----- Entries supplied
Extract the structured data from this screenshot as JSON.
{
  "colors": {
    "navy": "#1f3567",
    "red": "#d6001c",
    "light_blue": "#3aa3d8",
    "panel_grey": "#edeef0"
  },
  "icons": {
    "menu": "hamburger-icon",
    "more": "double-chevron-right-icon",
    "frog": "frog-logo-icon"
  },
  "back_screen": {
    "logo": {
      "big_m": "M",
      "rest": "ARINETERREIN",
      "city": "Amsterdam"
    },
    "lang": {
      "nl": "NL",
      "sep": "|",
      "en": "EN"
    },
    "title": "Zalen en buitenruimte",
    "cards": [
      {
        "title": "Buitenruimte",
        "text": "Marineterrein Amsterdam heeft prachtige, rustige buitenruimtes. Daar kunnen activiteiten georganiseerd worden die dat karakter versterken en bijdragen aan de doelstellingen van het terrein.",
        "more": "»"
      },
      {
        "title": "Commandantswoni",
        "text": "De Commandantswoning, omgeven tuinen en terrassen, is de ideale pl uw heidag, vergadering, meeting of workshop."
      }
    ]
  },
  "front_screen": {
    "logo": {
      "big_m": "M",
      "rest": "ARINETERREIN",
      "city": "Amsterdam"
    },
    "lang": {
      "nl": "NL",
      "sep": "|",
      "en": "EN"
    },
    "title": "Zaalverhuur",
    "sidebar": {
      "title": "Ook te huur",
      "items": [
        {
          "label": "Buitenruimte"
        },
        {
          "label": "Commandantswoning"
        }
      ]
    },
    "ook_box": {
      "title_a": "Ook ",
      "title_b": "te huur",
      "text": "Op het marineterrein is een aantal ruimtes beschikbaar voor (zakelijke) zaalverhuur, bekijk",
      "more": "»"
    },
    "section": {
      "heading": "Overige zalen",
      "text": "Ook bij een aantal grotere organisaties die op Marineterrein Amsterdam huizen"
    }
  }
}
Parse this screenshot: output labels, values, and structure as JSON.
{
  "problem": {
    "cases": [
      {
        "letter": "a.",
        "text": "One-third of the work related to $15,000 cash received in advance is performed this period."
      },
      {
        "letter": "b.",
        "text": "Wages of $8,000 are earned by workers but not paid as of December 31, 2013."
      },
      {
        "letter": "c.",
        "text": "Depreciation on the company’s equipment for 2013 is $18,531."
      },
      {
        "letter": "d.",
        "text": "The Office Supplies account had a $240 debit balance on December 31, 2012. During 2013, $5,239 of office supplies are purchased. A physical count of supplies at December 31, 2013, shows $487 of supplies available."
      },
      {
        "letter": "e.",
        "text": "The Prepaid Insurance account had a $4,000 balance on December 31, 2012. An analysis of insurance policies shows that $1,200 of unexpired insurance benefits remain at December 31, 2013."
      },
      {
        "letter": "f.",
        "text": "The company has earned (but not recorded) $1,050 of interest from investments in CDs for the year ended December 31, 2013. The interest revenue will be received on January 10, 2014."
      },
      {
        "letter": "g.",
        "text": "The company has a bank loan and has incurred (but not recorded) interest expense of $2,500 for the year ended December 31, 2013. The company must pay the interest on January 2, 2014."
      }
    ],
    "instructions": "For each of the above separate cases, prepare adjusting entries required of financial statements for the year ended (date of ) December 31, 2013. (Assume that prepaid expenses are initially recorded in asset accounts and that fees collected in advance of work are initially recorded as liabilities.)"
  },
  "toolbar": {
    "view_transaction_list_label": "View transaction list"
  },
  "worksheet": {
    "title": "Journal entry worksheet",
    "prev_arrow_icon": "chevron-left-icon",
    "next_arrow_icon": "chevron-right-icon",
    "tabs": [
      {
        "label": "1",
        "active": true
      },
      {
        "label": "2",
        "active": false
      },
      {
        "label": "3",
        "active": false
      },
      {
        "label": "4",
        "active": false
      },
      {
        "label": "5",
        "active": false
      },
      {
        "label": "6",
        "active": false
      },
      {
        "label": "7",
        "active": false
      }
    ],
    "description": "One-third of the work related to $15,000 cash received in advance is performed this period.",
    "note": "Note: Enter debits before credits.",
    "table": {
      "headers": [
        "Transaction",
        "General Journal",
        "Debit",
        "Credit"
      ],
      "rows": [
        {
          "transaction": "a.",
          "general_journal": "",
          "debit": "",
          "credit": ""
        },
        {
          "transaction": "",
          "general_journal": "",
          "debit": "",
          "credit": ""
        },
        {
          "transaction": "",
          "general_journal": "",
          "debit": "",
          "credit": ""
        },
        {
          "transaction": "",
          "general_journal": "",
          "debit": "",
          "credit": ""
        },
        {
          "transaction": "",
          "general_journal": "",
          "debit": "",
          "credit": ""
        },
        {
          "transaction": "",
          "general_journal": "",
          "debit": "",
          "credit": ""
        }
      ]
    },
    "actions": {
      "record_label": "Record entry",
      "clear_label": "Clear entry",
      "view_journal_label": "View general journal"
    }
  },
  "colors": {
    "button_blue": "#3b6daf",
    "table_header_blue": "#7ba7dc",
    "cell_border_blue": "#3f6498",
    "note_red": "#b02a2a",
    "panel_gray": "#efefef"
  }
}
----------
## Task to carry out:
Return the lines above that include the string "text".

## Answer to this exercise:
        "text": "Marineterrein Amsterdam heeft prachtige, rustige buitenruimtes. Daar kunnen activiteiten georganiseerd worden die dat karakter versterken en bijdragen aan de doelstellingen van het terrein.",
        "text": "De Commandantswoning, omgeven tuinen en terrassen, is de ideale pl uw heidag, vergadering, meeting of workshop."
      "text": "Op het marineterrein is een aantal ruimtes beschikbaar voor (zakelijke) zaalverhuur, bekijk",
      "text": "Ook bij een aantal grotere organisaties die op Marineterrein Amsterdam huizen"
        "text": "One-third of the work related to $15,000 cash received in advance is performed this period."
        "text": "Wages of $8,000 are earned by workers but not paid as of December 31, 2013."
        "text": "Depreciation on the company’s equipment for 2013 is $18,531."
        "text": "The Office Supplies account had a $240 debit balance on December 31, 2012. During 2013, $5,239 of office supplies are purchased. A physical count of supplies at December 31, 2013, shows $487 of supplies available."
        "text": "The Prepaid Insurance account had a $4,000 balance on December 31, 2012. An analysis of insurance policies shows that $1,200 of unexpired insurance benefits remain at December 31, 2013."
        "text": "The company has earned (but not recorded) $1,050 of interest from investments in CDs for the year ended December 31, 2013. The interest revenue will be received on January 10, 2014."
        "text": "The company has a bank loan and has incurred (but not recorded) interest expense of $2,500 for the year ended December 31, 2013. The company must pay the interest on January 2, 2014."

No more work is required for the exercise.